__TASK DIRECTIONS__.
A line counts if it contains the word "JSON" at least once. State how many such lines the records contain, giving the number alone.

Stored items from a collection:
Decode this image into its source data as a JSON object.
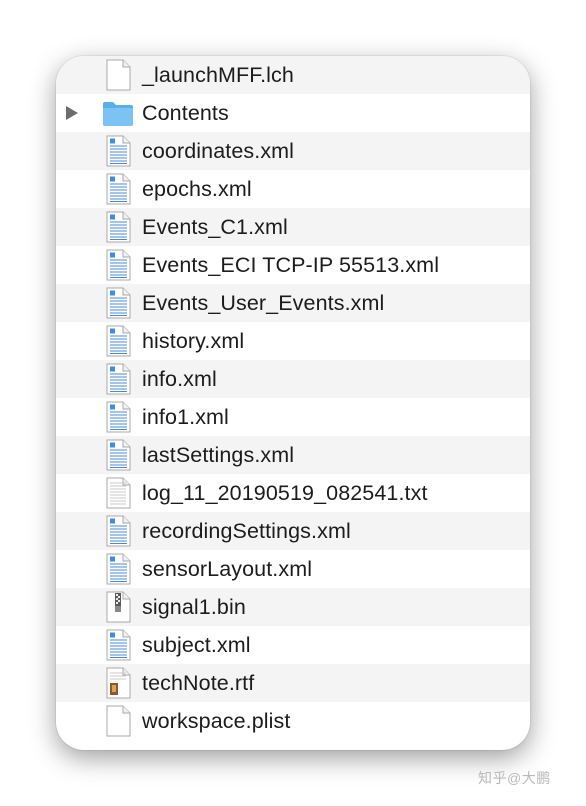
{
  "finder": {
    "files": [
      {
        "name": "_launchMFF.lch",
        "icon": "blank-document-icon",
        "kind": "blank"
      },
      {
        "name": "Contents",
        "icon": "folder-icon",
        "kind": "folder",
        "expandable": true
      },
      {
        "name": "coordinates.xml",
        "icon": "xml-document-icon",
        "kind": "xml"
      },
      {
        "name": "epochs.xml",
        "icon": "xml-document-icon",
        "kind": "xml"
      },
      {
        "name": "Events_C1.xml",
        "icon": "xml-document-icon",
        "kind": "xml"
      },
      {
        "name": "Events_ECI TCP-IP 55513.xml",
        "icon": "xml-document-icon",
        "kind": "xml"
      },
      {
        "name": "Events_User_Events.xml",
        "icon": "xml-document-icon",
        "kind": "xml"
      },
      {
        "name": "history.xml",
        "icon": "xml-document-icon",
        "kind": "xml"
      },
      {
        "name": "info.xml",
        "icon": "xml-document-icon",
        "kind": "xml"
      },
      {
        "name": "info1.xml",
        "icon": "xml-document-icon",
        "kind": "xml"
      },
      {
        "name": "lastSettings.xml",
        "icon": "xml-document-icon",
        "kind": "xml"
      },
      {
        "name": "log_11_20190519_082541.txt",
        "icon": "text-document-icon",
        "kind": "text"
      },
      {
        "name": "recordingSettings.xml",
        "icon": "xml-document-icon",
        "kind": "xml"
      },
      {
        "name": "sensorLayout.xml",
        "icon": "xml-document-icon",
        "kind": "xml"
      },
      {
        "name": "signal1.bin",
        "icon": "binary-archive-icon",
        "kind": "bin"
      },
      {
        "name": "subject.xml",
        "icon": "xml-document-icon",
        "kind": "xml"
      },
      {
        "name": "techNote.rtf",
        "icon": "rtf-document-icon",
        "kind": "rtf"
      },
      {
        "name": "workspace.plist",
        "icon": "blank-document-icon",
        "kind": "blank"
      }
    ]
  },
  "watermark": "知乎@大鹏"
}
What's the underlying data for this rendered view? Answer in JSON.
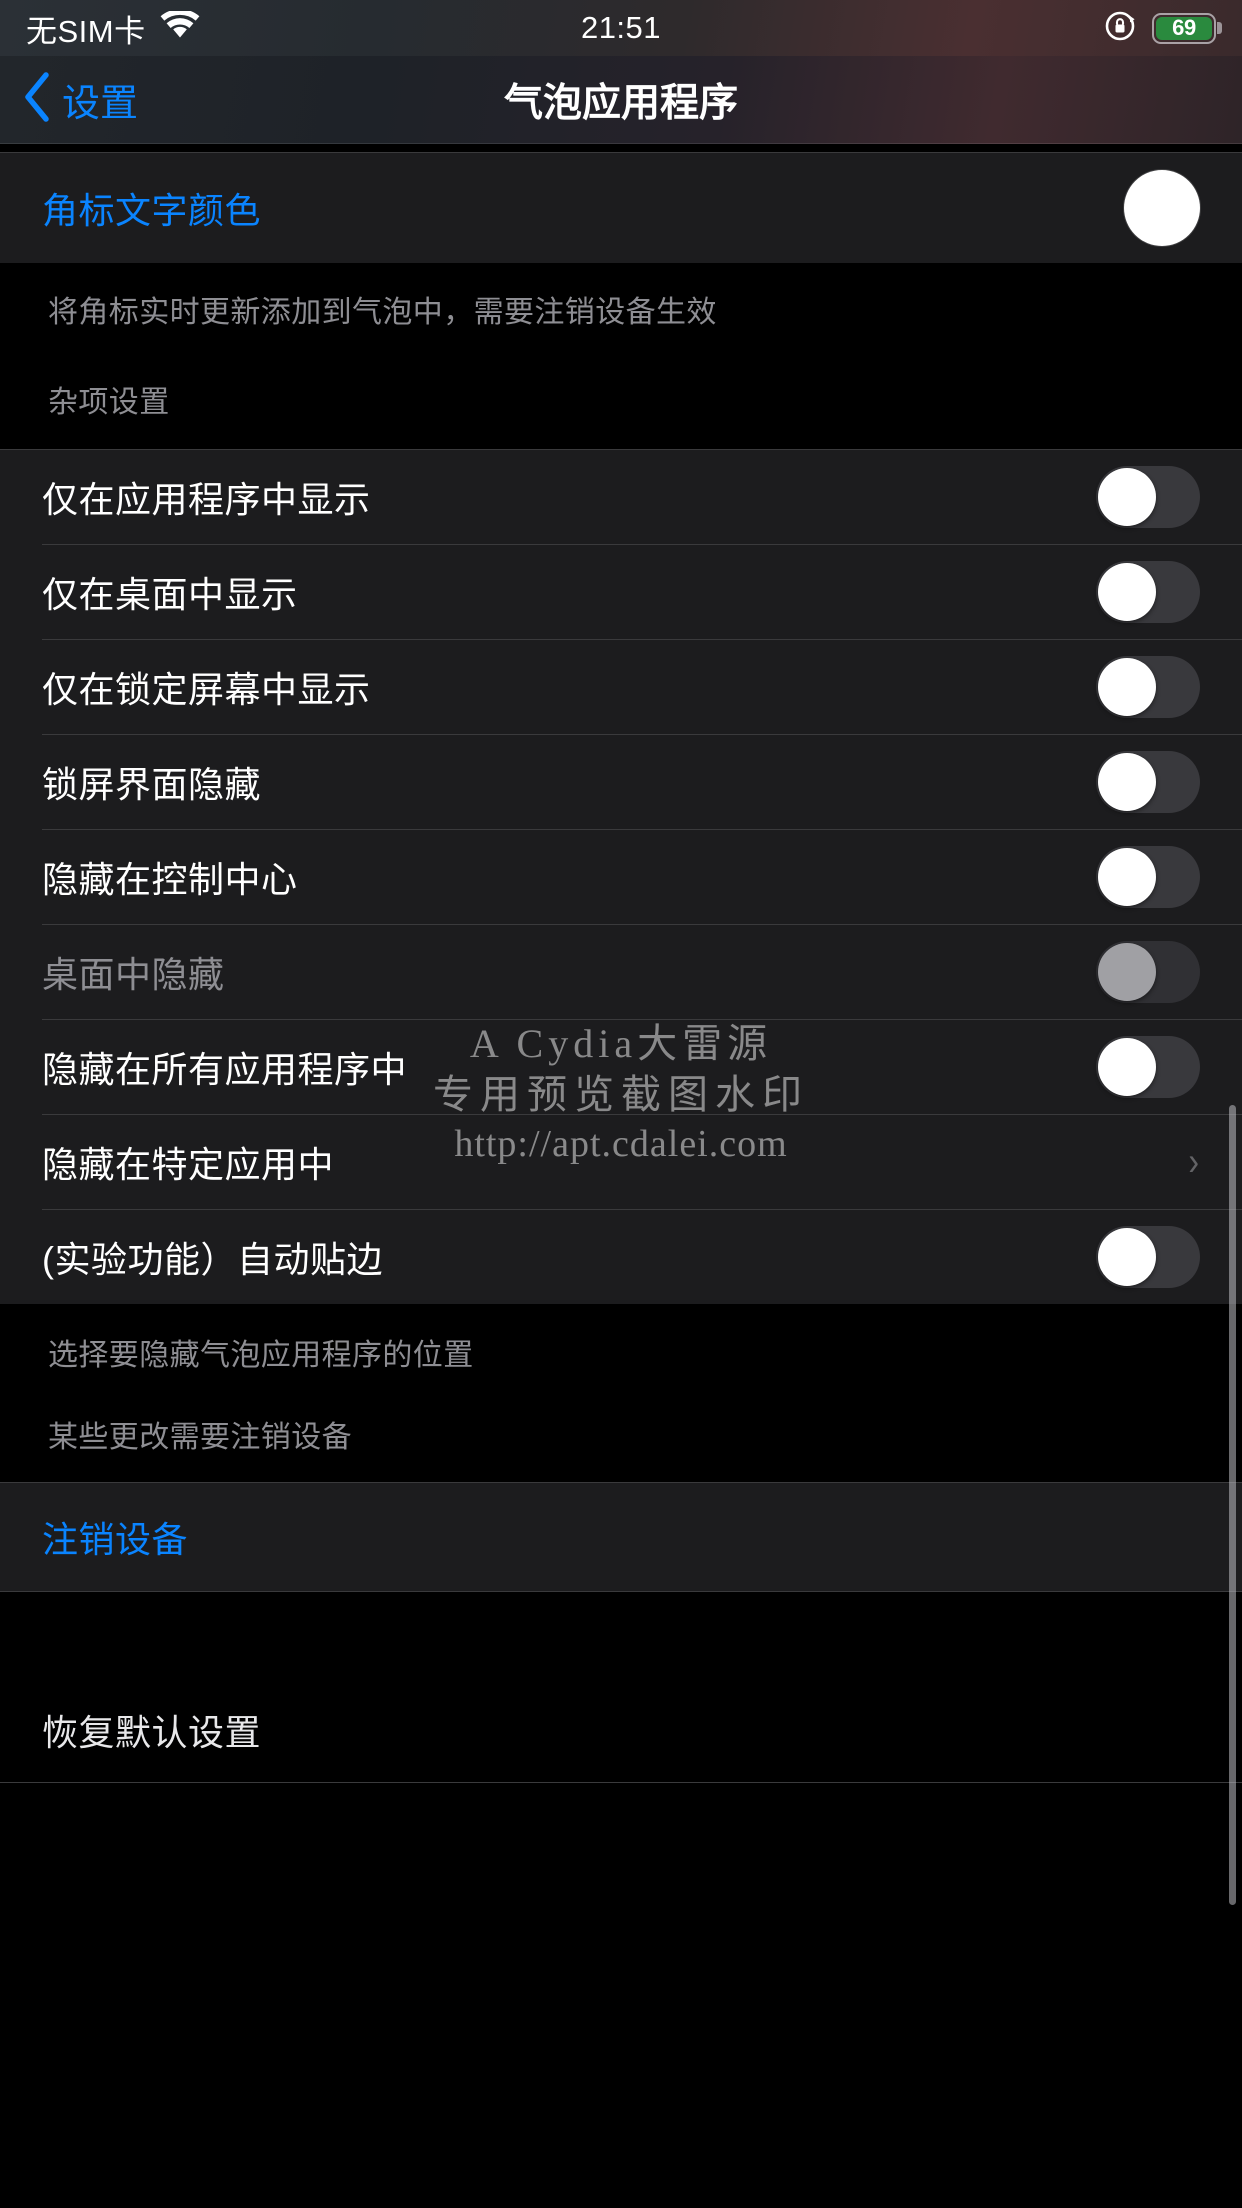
{
  "status_bar": {
    "carrier": "无SIM卡",
    "wifi_icon": "wifi-icon",
    "time": "21:51",
    "rotation_lock_icon": "rotation-lock-icon",
    "battery_percent": "69",
    "battery_color": "#2a8a3e"
  },
  "nav": {
    "back_icon": "chevron-left-icon",
    "back_label": "设置",
    "title": "气泡应用程序"
  },
  "accent_color": "#0a84ff",
  "section_color_group": {
    "rows": [
      {
        "label": "角标文字颜色",
        "type": "color",
        "swatch_color": "#ffffff",
        "style": "blue"
      }
    ],
    "footer": "将角标实时更新添加到气泡中，需要注销设备生效"
  },
  "section_misc": {
    "header": "杂项设置",
    "rows": [
      {
        "label": "仅在应用程序中显示",
        "type": "switch",
        "value": "off",
        "enabled": true
      },
      {
        "label": "仅在桌面中显示",
        "type": "switch",
        "value": "off",
        "enabled": true
      },
      {
        "label": "仅在锁定屏幕中显示",
        "type": "switch",
        "value": "off",
        "enabled": true
      },
      {
        "label": "锁屏界面隐藏",
        "type": "switch",
        "value": "off",
        "enabled": true
      },
      {
        "label": "隐藏在控制中心",
        "type": "switch",
        "value": "off",
        "enabled": true
      },
      {
        "label": "桌面中隐藏",
        "type": "switch",
        "value": "off",
        "enabled": false
      },
      {
        "label": "隐藏在所有应用程序中",
        "type": "switch",
        "value": "off",
        "enabled": true
      },
      {
        "label": "隐藏在特定应用中",
        "type": "disclosure",
        "chevron_icon": "chevron-right-icon"
      },
      {
        "label": "(实验功能）自动贴边",
        "type": "switch",
        "value": "off",
        "enabled": true
      }
    ],
    "footer_line_1": "选择要隐藏气泡应用程序的位置",
    "footer_line_2": "某些更改需要注销设备"
  },
  "section_actions": {
    "respring": {
      "label": "注销设备",
      "style": "blue"
    },
    "reset": {
      "label": "恢复默认设置",
      "style": "white"
    }
  },
  "watermark": {
    "line1": "A Cydia大雷源",
    "line2": "专用预览截图水印",
    "line3": "http://apt.cdalei.com"
  }
}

__WRITTEN RESPONSE__.
2